Sharing it with others, hopefully seeing it be used in some projects, and learning about improvements from the community are also factors. These ones are tricky though, as it can really depend on the project if people enjoy it or not. It is nice when they do, though.

Evaluating the success of a project depends on a myriad of factors. The best part is that it is done now… so on to the more fun apps. “If hardware is the heart of a project, then software is its soul”.

This work was supported by our great Robo-Patrons. Consider backing us on Patreon to help us make more projects!


Botbait and the Space Fish!

Here is the latest project that I made: it’s an interactive Processing application where Botbait can play with virtual space-fish!

Watch the video here.

One of the things that I think is cool about Botbait and the Space Fish is that it ties the physical robot into a virtual world. Combining both of these together makes more sense, than just having the robot alone or the application alone.


The way it works is that there is a fluid dynamics simulation with particles in it. A few of those particles are represented as fish. Whenever the fish are within a middle ‘threshold’ of the screen, a message is sent to Botbait with the number of fish in the area.

Botbait turns on the same number of LEDs in its tail as there are fish in the area. For different thresholds, it will also blink its body LEDs differently. When there are 4 or more fish, it swooshes its tail. Also sending back a message to the application to add forces to the fluid dynamics simulation, making the fish ‘swim’ away.

While developing it, I noticed that sometimes the fish would become ‘stuck’ in the corners. So, I added some forces that were emitted from the corners and sides every second or so. This eliminated the problem. Also, there are minor forces emitted at random locations in the screen to keep things moving around.

You can press the button on Botbait to cause a minor tail swoosh and corresponding force in the simulation. Also, the pre-project activity to all of this was to port the MSAFluid example to Processing 2. :P

The end result is fun to watch, quite mesmerizing.


You can download it, view the source, and learn more, here.

It didn’t take many months to create this software, but there were two HUGE mistakes with Botbait that took up a tremendous amount of time.

#1: Releasing before documenting

I didn’t want to push back Botbait’s release date, because I needed to release something to get sales, buy food, pay rent. So I released it, with already a decent amount of documentation (video, and 20 minute behind-the-scenes video), thinking that I will document it later. It just became more ‘laters’ than ‘done’. Botbait is completely documented now, and people have built Botbait using the instructions.

At this point, I don’t even know why I was so stupid to release something without documenting it. Did I think people would magically download the information into their brains and be able to know everything about Botbait? GRR! Never EVER doing this mistake again.

#2: Kit electronics
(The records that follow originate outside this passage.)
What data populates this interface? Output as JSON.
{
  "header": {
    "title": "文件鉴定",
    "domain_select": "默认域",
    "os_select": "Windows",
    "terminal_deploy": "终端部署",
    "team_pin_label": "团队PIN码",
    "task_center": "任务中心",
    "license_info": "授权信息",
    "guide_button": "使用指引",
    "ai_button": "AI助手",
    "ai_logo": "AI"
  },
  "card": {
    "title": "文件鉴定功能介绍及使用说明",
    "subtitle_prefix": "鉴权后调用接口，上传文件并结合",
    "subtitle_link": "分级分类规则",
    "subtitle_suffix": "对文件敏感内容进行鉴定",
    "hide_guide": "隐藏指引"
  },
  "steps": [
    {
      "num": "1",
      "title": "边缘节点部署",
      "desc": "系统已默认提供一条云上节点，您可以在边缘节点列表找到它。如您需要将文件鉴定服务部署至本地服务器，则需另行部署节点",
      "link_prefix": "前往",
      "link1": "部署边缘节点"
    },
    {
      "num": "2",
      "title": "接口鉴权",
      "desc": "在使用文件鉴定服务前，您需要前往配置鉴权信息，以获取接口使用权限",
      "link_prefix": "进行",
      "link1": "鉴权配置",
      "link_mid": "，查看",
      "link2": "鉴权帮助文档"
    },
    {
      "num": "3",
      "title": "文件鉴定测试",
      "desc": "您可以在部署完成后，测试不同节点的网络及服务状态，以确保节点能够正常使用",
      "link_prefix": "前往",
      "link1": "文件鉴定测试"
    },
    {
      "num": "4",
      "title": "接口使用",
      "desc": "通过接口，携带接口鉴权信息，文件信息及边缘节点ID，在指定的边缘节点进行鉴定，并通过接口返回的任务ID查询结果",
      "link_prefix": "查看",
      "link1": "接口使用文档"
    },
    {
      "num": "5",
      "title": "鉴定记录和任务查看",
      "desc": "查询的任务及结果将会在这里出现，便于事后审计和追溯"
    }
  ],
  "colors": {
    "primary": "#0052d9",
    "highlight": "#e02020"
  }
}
Botbait originally uses an Arduino Mega and a servo driver board. This is quite expensive to include in a kit with electronics. So, I had to re-design the kit electronics to use the Arduino Pro Mini, and a few shift-out breakout boards. Soldered everything together by hand on some perf board.

In the end, it has more functionality than the original Botbait (PWM on the tail LEDs and body), and the electronics fit inside of its body. So, a good lesson to learn about using off-the-shelf products, and manufacturing for small quantities.

Now that these fails are done, I can propel forwards and start making some new things. I’m excited for these flexible links! Saving up for some flexible filament for even more experiments… ;)

You can make your own Botbait here. (Or buy one).

If you like the robots and things I make, please consider supporting me on Patreon.

More robots to come!